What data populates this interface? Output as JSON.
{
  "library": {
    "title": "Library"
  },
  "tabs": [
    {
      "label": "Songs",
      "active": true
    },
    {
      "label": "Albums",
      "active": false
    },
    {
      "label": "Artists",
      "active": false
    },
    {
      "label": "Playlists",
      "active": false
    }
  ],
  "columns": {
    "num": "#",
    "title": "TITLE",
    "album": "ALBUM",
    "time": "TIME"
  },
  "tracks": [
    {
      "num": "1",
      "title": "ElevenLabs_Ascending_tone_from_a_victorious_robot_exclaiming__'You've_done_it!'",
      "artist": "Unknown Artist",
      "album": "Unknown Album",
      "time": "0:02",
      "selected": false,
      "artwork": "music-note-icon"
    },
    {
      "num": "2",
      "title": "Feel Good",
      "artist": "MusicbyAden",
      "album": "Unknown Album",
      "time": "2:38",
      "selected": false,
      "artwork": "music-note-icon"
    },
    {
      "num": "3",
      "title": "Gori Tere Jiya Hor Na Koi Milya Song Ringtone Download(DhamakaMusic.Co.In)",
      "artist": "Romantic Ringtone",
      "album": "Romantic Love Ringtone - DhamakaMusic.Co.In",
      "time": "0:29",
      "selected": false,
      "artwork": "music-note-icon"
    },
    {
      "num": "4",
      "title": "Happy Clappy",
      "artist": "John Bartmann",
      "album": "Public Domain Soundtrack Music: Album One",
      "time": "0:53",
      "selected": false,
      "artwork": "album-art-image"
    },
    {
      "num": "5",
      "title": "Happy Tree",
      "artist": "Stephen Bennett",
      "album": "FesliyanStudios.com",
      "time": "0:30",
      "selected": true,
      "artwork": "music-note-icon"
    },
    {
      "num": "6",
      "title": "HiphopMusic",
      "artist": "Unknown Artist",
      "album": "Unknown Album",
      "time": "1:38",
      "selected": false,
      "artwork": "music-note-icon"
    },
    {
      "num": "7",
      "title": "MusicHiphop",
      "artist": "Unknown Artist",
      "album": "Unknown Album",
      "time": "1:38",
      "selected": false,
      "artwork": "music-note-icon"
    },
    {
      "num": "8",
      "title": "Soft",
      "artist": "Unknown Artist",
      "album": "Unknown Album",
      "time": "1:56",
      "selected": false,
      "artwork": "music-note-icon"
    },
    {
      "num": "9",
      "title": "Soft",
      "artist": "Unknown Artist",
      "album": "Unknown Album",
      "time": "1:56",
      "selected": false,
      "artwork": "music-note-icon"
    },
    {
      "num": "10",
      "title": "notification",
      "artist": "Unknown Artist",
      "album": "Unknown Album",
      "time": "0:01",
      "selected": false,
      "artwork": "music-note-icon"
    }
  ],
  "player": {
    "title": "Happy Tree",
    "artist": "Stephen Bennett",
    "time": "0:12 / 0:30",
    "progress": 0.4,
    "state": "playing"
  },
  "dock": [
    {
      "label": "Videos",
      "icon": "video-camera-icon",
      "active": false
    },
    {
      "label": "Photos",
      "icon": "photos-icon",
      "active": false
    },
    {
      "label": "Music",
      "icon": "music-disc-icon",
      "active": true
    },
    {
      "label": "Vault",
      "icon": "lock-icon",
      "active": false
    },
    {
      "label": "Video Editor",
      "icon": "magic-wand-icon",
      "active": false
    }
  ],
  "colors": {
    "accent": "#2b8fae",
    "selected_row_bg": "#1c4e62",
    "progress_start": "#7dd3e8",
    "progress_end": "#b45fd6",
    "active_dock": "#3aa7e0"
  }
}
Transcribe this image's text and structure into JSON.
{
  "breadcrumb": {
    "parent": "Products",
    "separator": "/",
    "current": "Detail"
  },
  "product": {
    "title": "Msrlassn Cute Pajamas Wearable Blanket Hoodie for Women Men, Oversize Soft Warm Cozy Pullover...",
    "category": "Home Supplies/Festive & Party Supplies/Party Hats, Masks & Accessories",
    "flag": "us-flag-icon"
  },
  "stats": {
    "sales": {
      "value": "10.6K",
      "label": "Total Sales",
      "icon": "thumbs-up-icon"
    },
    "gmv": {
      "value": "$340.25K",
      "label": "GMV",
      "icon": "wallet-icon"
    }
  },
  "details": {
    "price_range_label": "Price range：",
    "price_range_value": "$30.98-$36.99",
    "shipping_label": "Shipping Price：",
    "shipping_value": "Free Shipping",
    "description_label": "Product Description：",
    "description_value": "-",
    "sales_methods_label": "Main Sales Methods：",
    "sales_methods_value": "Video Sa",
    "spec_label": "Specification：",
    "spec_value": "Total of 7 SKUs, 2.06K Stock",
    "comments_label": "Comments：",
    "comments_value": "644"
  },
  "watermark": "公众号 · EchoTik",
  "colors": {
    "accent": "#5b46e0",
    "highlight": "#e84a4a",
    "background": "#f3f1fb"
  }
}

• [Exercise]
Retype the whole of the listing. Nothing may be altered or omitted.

• [Solution to this task]
What data populates this interface? Output as JSON.
{
  "library": {
    "title": "Library"
  },
  "tabs": [
    {
      "label": "Songs",
      "active": true
    },
    {
      "label": "Albums",
      "active": false
    },
    {
      "label": "Artists",
      "active": false
    },
    {
      "label": "Playlists",
      "active": false
    }
  ],
  "columns": {
    "num": "#",
    "title": "TITLE",
    "album": "ALBUM",
    "time": "TIME"
  },
  "tracks": [
    {
      "num": "1",
      "title": "ElevenLabs_Ascending_tone_from_a_victorious_robot_exclaiming__'You've_done_it!'",
      "artist": "Unknown Artist",
      "album": "Unknown Album",
      "time": "0:02",
      "selected": false,
      "artwork": "music-note-icon"
    },
    {
      "num": "2",
      "title": "Feel Good",
      "artist": "MusicbyAden",
      "album": "Unknown Album",
      "time": "2:38",
      "selected": false,
      "artwork": "music-note-icon"
    },
    {
      "num": "3",
      "title": "Gori Tere Jiya Hor Na Koi Milya Song Ringtone Download(DhamakaMusic.Co.In)",
      "artist": "Romantic Ringtone",
      "album": "Romantic Love Ringtone - DhamakaMusic.Co.In",
      "time": "0:29",
      "selected": false,
      "artwork": "music-note-icon"
    },
    {
      "num": "4",
      "title": "Happy Clappy",
      "artist": "John Bartmann",
      "album": "Public Domain Soundtrack Music: Album One",
      "time": "0:53",
      "selected": false,
      "artwork": "album-art-image"
    },
    {
      "num": "5",
      "title": "Happy Tree",
      "artist": "Stephen Bennett",
      "album": "FesliyanStudios.com",
      "time": "0:30",
      "selected": true,
      "artwork": "music-note-icon"
    },
    {
      "num": "6",
      "title": "HiphopMusic",
      "artist": "Unknown Artist",
      "album": "Unknown Album",
      "time": "1:38",
      "selected": false,
      "artwork": "music-note-icon"
    },
    {
      "num": "7",
      "title": "MusicHiphop",
      "artist": "Unknown Artist",
      "album": "Unknown Album",
      "time": "1:38",
      "selected": false,
      "artwork": "music-note-icon"
    },
    {
      "num": "8",
      "title": "Soft",
      "artist": "Unknown Artist",
      "album": "Unknown Album",
      "time": "1:56",
      "selected": false,
      "artwork": "music-note-icon"
    },
    {
      "num": "9",
      "title": "Soft",
      "artist": "Unknown Artist",
      "album": "Unknown Album",
      "time": "1:56",
      "selected": false,
      "artwork": "music-note-icon"
    },
    {
      "num": "10",
      "title": "notification",
      "artist": "Unknown Artist",
      "album": "Unknown Album",
      "time": "0:01",
      "selected": false,
      "artwork": "music-note-icon"
    }
  ],
  "player": {
    "title": "Happy Tree",
    "artist": "Stephen Bennett",
    "time": "0:12 / 0:30",
    "progress": 0.4,
    "state": "playing"
  },
  "dock": [
    {
      "label": "Videos",
      "icon": "video-camera-icon",
      "active": false
    },
    {
      "label": "Photos",
      "icon": "photos-icon",
      "active": false
    },
    {
      "label": "Music",
      "icon": "music-disc-icon",
      "active": true
    },
    {
      "label": "Vault",
      "icon": "lock-icon",
      "active": false
    },
    {
      "label": "Video Editor",
      "icon": "magic-wand-icon",
      "active": false
    }
  ],
  "colors": {
    "accent": "#2b8fae",
    "selected_row_bg": "#1c4e62",
    "progress_start": "#7dd3e8",
    "progress_end": "#b45fd6",
    "active_dock": "#3aa7e0"
  }
}
Transcribe this image's text and structure into JSON.
{
  "breadcrumb": {
    "parent": "Products",
    "separator": "/",
    "current": "Detail"
  },
  "product": {
    "title": "Msrlassn Cute Pajamas Wearable Blanket Hoodie for Women Men, Oversize Soft Warm Cozy Pullover...",
    "category": "Home Supplies/Festive & Party Supplies/Party Hats, Masks & Accessories",
    "flag": "us-flag-icon"
  },
  "stats": {
    "sales": {
      "value": "10.6K",
      "label": "Total Sales",
      "icon": "thumbs-up-icon"
    },
    "gmv": {
      "value": "$340.25K",
      "label": "GMV",
      "icon": "wallet-icon"
    }
  },
  "details": {
    "price_range_label": "Price range：",
    "price_range_value": "$30.98-$36.99",
    "shipping_label": "Shipping Price：",
    "shipping_value": "Free Shipping",
    "description_label": "Product Description：",
    "description_value": "-",
    "sales_methods_label": "Main Sales Methods：",
    "sales_methods_value": "Video Sa",
    "spec_label": "Specification：",
    "spec_value": "Total of 7 SKUs, 2.06K Stock",
    "comments_label": "Comments：",
    "comments_value": "644"
  },
  "watermark": "公众号 · EchoTik",
  "colors": {
    "accent": "#5b46e0",
    "highlight": "#e84a4a",
    "background": "#f3f1fb"
  }
}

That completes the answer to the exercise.